The global economic meltdown has given new meaning to the phrase "trickle down," leaving local nonprofits scrambling. Individual donations and grants are drying up, and as the state Legislature grapples with a $600 million budget shortfall, line-item cuts dealing with public safety, health, and education may mean trouble for the organizations that help those needing it most. Nonprofits have been left reeling: The Philanthropic Giving Index, which measures nonprofit fund-raisers' confidence, is at a 10-year low, having dropped 27 percent between June and December 2008.

"In the next two years, there will be a tremendous shakeout of nonprofits," says Janine Vanderburg, president of nonprofit consulting firm JVA Consulting.

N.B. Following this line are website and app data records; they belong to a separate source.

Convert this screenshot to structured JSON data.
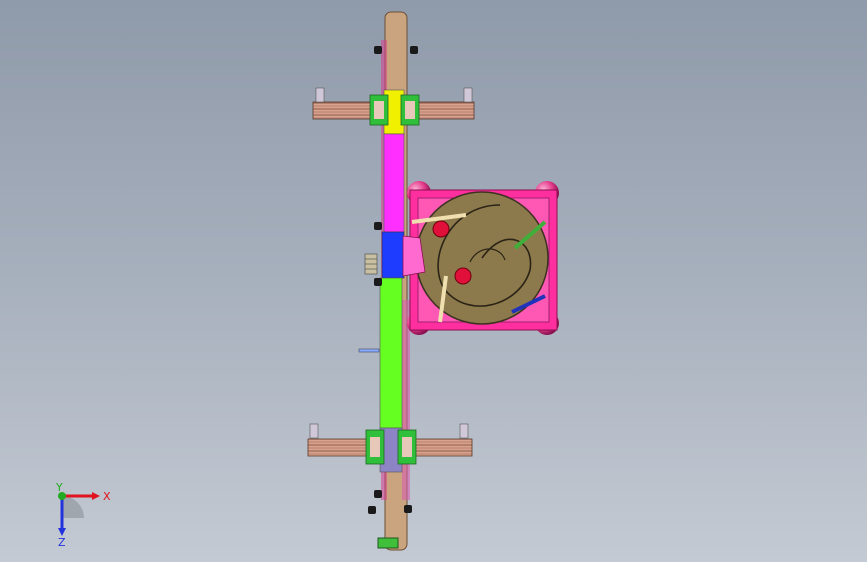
{
  "viewport": {
    "background_top": "#8f9aaa",
    "background_bottom": "#c4cad3"
  },
  "colors": {
    "rail": "#c9a47e",
    "rail_dark": "#8a6a4c",
    "yellow_segment": "#f0f000",
    "magenta_segment": "#ff30ff",
    "blue_segment": "#1e3cff",
    "green_segment": "#66ff22",
    "violet_segment": "#8c84c4",
    "roller": "#d8a28e",
    "roller_line": "#7a4a3a",
    "bracket": "#2fbf3a",
    "hopper_frame": "#ff2f9f",
    "hopper_disc": "#8c7a4c",
    "ball": "#e23a8a",
    "red_marker": "#e0103a"
  },
  "triad": {
    "x_label": "X",
    "y_label": "Y",
    "z_label": "Z",
    "x_color": "#e0141e",
    "y_color": "#22aa22",
    "z_color": "#2233dd"
  }
}
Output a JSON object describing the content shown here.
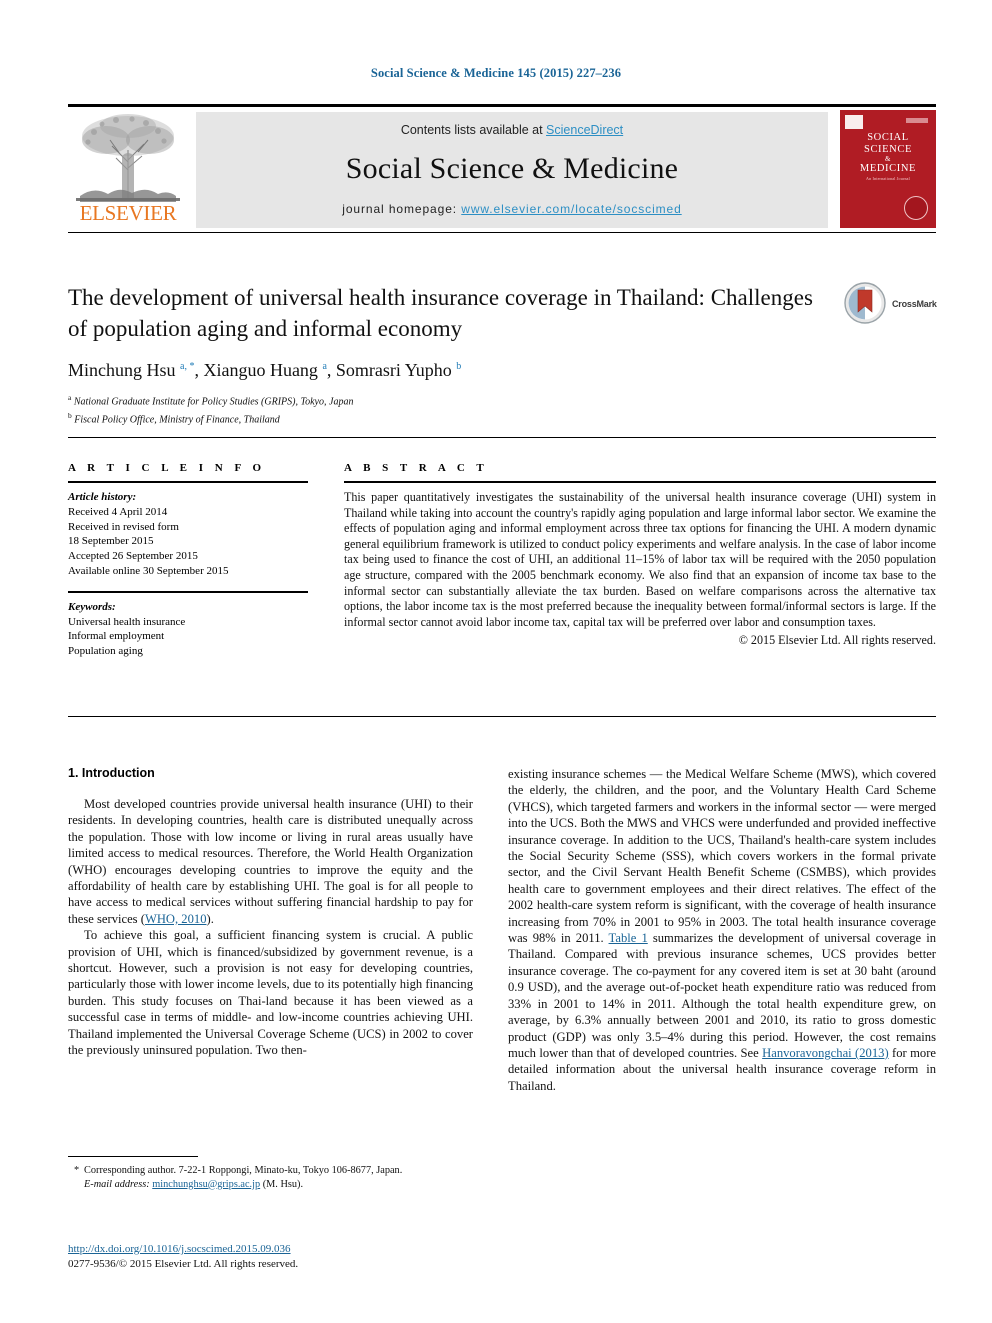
{
  "running_header": "Social Science & Medicine 145 (2015) 227–236",
  "masthead": {
    "contents_prefix": "Contents lists available at ",
    "contents_link": "ScienceDirect",
    "journal_name": "Social Science & Medicine",
    "homepage_prefix": "journal homepage: ",
    "homepage_url": "www.elsevier.com/locate/socscimed",
    "publisher_logo_text": "ELSEVIER",
    "cover": {
      "line1": "SOCIAL",
      "line2": "SCIENCE",
      "amp": "&",
      "line3": "MEDICINE",
      "subtitle": "An International Journal"
    },
    "accent_link_color": "#2d8fc4"
  },
  "article": {
    "title": "The development of universal health insurance coverage in Thailand: Challenges of population aging and informal economy",
    "authors_html": "Minchung Hsu <sup>a, *</sup>, Xianguo Huang <sup>a</sup>, Somrasri Yupho <sup>b</sup>",
    "affiliation_a": "National Graduate Institute for Policy Studies (GRIPS), Tokyo, Japan",
    "affiliation_b": "Fiscal Policy Office, Ministry of Finance, Thailand",
    "crossmark_label": "CrossMark"
  },
  "article_info": {
    "kicker": "A R T I C L E  I N F O",
    "history_heading": "Article history:",
    "history_lines": [
      "Received 4 April 2014",
      "Received in revised form",
      "18 September 2015",
      "Accepted 26 September 2015",
      "Available online 30 September 2015"
    ],
    "keywords_heading": "Keywords:",
    "keywords": [
      "Universal health insurance",
      "Informal employment",
      "Population aging"
    ]
  },
  "abstract": {
    "kicker": "A B S T R A C T",
    "text": "This paper quantitatively investigates the sustainability of the universal health insurance coverage (UHI) system in Thailand while taking into account the country's rapidly aging population and large informal labor sector. We examine the effects of population aging and informal employment across three tax options for financing the UHI. A modern dynamic general equilibrium framework is utilized to conduct policy experiments and welfare analysis. In the case of labor income tax being used to finance the cost of UHI, an additional 11–15% of labor tax will be required with the 2050 population age structure, compared with the 2005 benchmark economy. We also find that an expansion of income tax base to the informal sector can substantially alleviate the tax burden. Based on welfare comparisons across the alternative tax options, the labor income tax is the most preferred because the inequality between formal/informal sectors is large. If the informal sector cannot avoid labor income tax, capital tax will be preferred over labor and consumption taxes.",
    "copyright": "© 2015 Elsevier Ltd. All rights reserved."
  },
  "body": {
    "section_heading": "1. Introduction",
    "left_paragraph_1_a": "Most developed countries provide universal health insurance (UHI) to their residents. In developing countries, health care is distributed unequally across the population. Those with low income or living in rural areas usually have limited access to medical resources. Therefore, the World Health Organization (WHO) encourages developing countries to improve the equity and the affordability of health care by establishing UHI. The goal is for all people to have access to medical services without suffering financial hardship to pay for these services (",
    "left_paragraph_1_link": "WHO, 2010",
    "left_paragraph_1_b": ").",
    "left_paragraph_2": "To achieve this goal, a sufficient financing system is crucial. A public provision of UHI, which is financed/subsidized by government revenue, is a shortcut. However, such a provision is not easy for developing countries, particularly those with lower income levels, due to its potentially high financing burden. This study focuses on Thai-land because it has been viewed as a successful case in terms of middle- and low-income countries achieving UHI. Thailand implemented the Universal Coverage Scheme (UCS) in 2002 to cover the previously uninsured population. Two then-",
    "right_paragraph_a": "existing insurance schemes — the Medical Welfare Scheme (MWS), which covered the elderly, the children, and the poor, and the Voluntary Health Card Scheme (VHCS), which targeted farmers and workers in the informal sector — were merged into the UCS. Both the MWS and VHCS were underfunded and provided ineffective insurance coverage. In addition to the UCS, Thailand's health-care system includes the Social Security Scheme (SSS), which covers workers in the formal private sector, and the Civil Servant Health Benefit Scheme (CSMBS), which provides health care to government employees and their direct relatives. The effect of the 2002 health-care system reform is significant, with the coverage of health insurance increasing from 70% in 2001 to 95% in 2003. The total health insurance coverage was 98% in 2011. ",
    "right_link_1": "Table 1",
    "right_paragraph_b": " summarizes the development of universal coverage in Thailand. Compared with previous insurance schemes, UCS provides better insurance coverage. The co-payment for any covered item is set at 30 baht (around 0.9 USD), and the average out-of-pocket heath expenditure ratio was reduced from 33% in 2001 to 14% in 2011. Although the total health expenditure grew, on average, by 6.3% annually between 2001 and 2010, its ratio to gross domestic product (GDP) was only 3.5–4% during this period. However, the cost remains much lower than that of developed countries. See ",
    "right_link_2": "Hanvoravongchai (2013)",
    "right_paragraph_c": " for more detailed information about the universal health insurance coverage reform in Thailand."
  },
  "footnote": {
    "marker": "*",
    "corresponding": "Corresponding author. 7-22-1 Roppongi, Minato-ku, Tokyo 106-8677, Japan.",
    "email_label": "E-mail address:",
    "email": "minchunghsu@grips.ac.jp",
    "email_suffix": " (M. Hsu)."
  },
  "footer": {
    "doi": "http://dx.doi.org/10.1016/j.socscimed.2015.09.036",
    "issn_line": "0277-9536/© 2015 Elsevier Ltd. All rights reserved."
  }
}
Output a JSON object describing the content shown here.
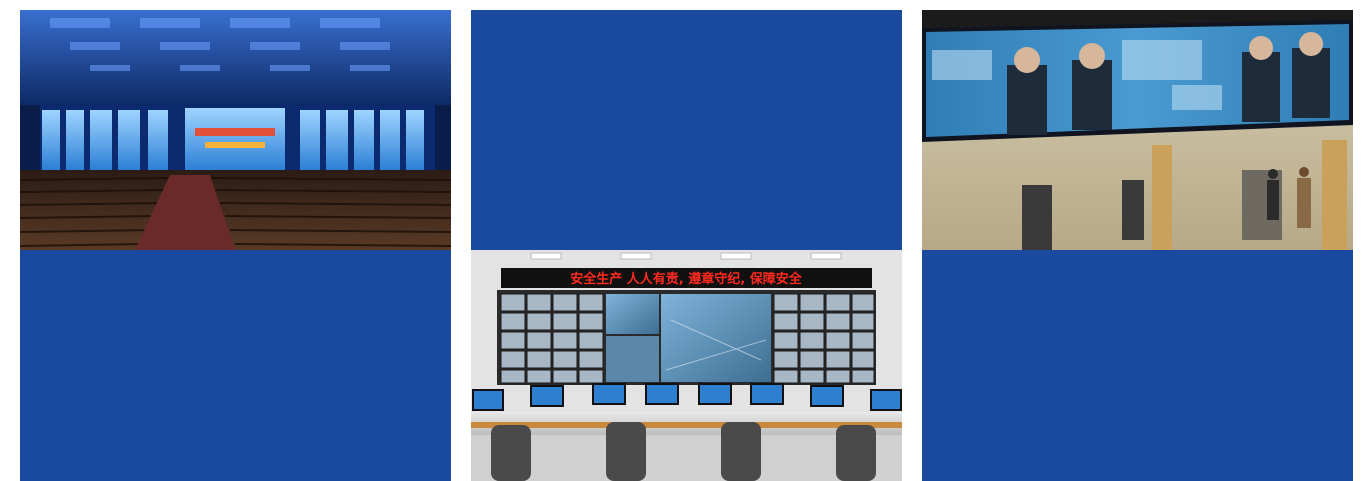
{
  "gallery": {
    "tiles": [
      {
        "id": "conference-hall",
        "kind": "photo"
      },
      {
        "id": "blue-panel-top",
        "kind": "color",
        "color": "#1a49a0"
      },
      {
        "id": "video-wall-lobby",
        "kind": "photo"
      },
      {
        "id": "blue-panel-bottom-left",
        "kind": "color",
        "color": "#1a49a0"
      },
      {
        "id": "control-room",
        "kind": "photo",
        "led_banner": "安全生产  人人有责, 遵章守纪, 保障安全"
      },
      {
        "id": "blue-panel-bottom-right",
        "kind": "color",
        "color": "#1a49a0"
      }
    ]
  }
}
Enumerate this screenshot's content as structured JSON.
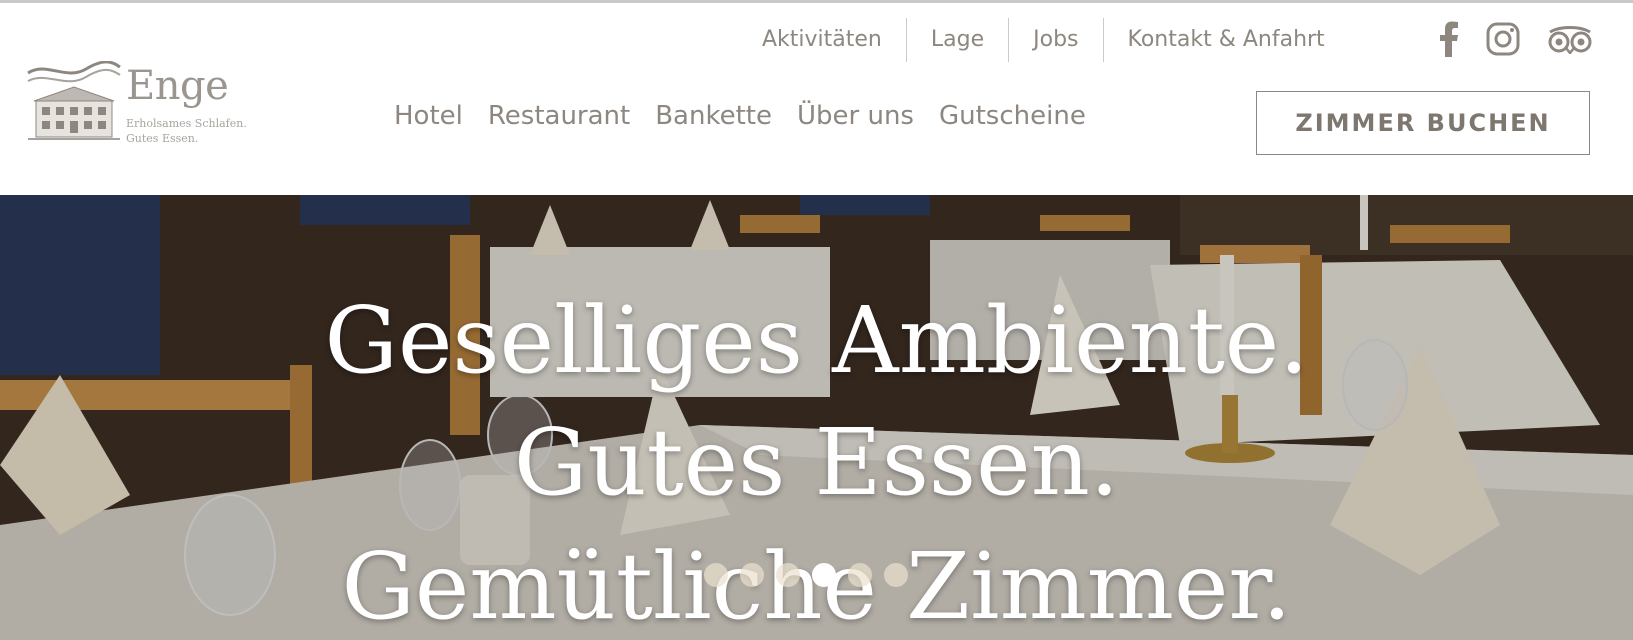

Vanderburg predicts that some nonprofits will merge in an effort to become more efficient and survive, while others will have to close. Arts-focused organizations will likely take the biggest hit. "Donors refocus on immediate needs," says Brianna Doby, owner of nonprofit consulting firm BD Consulting. "People think, 'Could my dollar do more preventing child abuse or by supporting a local concert or arts initiative?' "

Even the big guys are hurting—the Denver Art Museum slashed about $2.5 million from its 2009 budget in early January to prevent further cuts down the line, and it expects some softening in 2009 fund-raising efforts. Meanwhile, attendance and individual donations for the Colorado Symphony Orchestra are down about 12 percent from last year. The CSO has some cash reserves, but is on the hunt for more funding, says Cliff Gardiner, the interim president. "We hope the longtime donors step up and bridge the gap," Gardiner says. "We're well into the downturn, but I don't think we're looking at the end of it yet."